European Commission spokesman Eric Mamer said separately at a press briefing that the ban on coal imports to Moscow was approved by the EU in April and will come into effect on August 10. “It is the end of the period for the import of Russian coal and no further exemption will apply,” he emphasized.
The EU has announced a ban on the import of “all forms of Russian coal”. This would affect almost a quarter of all Russian coal exports, representing a loss of revenue for Russia of around €8 billion per year, which could weaken its resolve in Ukraine.
Economic sanctions “cut even deeper” into the Russian economy
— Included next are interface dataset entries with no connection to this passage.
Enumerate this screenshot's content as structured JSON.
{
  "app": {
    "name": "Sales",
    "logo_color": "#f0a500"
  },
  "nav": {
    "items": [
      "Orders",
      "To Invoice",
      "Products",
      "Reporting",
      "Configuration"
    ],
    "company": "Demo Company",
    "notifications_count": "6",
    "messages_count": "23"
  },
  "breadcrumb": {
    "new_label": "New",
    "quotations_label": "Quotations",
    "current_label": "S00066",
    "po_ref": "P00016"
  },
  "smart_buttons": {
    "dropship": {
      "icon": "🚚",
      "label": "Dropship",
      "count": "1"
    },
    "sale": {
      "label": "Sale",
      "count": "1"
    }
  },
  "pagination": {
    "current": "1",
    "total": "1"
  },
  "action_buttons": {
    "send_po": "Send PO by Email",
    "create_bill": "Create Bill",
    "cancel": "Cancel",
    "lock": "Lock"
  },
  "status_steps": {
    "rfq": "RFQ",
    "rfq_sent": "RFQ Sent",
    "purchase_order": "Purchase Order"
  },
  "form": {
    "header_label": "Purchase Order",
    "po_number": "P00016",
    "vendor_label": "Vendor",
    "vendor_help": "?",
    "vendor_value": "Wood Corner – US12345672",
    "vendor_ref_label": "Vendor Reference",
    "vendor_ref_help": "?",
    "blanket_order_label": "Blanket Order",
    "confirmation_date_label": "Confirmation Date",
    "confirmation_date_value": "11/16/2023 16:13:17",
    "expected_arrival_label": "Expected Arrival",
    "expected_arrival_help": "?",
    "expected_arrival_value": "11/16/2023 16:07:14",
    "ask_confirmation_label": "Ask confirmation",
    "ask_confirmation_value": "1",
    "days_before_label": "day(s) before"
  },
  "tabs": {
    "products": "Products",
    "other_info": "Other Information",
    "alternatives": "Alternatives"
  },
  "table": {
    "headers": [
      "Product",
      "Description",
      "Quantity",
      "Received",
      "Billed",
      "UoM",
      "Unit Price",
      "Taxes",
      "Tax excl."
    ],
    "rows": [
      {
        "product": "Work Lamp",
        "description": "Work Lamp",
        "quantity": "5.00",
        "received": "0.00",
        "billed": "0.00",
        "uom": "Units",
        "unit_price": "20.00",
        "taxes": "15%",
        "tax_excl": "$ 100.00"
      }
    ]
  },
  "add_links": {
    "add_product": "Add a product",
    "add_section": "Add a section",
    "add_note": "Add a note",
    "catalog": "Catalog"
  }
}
The coal ban is part of wider economic sanctions that “reach even deeper” into the Russian economy and was coordinated with international partners, according to the EU. In addition, the Commission and the European Economic Area (EEA) states have taken restrictive measures, such as the ban on Russian oil imports, and taken into account other economic impacts on the Russian Federation, as proposed by member states. The EU has released Russia from tax-exempt services and from specific payment channels, such as escrow accounts within the Escrow Wallet Service of individual EU countries.
The EU has also warned that members of the bloc face the risk of a complete cut-off in gas supplies from Russia due to the Kremlin’s weaponization of gas exports. With almost half of member states already affected by reduced supplies, the bloc called on countries to conserve energy to reduce both the risk and cost to Europe in the event of further or total disruption, thereby strengthening Europe’s energy resilience. The EU presented a new legislative instrument and the European Gas Demand Reduction Plan, which aims to reduce gas consumption in Europe by 15% by next spring. All consumers, public authorities, households, owners of public buildings, energy suppliers and industry have been advised to resort to strict measures to save gas.
Italy has launched an “operating thermostat” under a bill that limits air conditioning to limited use below 25C from next month to help the country avert a looming energy crisis exacerbated by Russia’s conflict in Ukraine. EU member states are developing “new” natural gas businesses and independent use of fossil fuels to reduce dependence on Russian energy.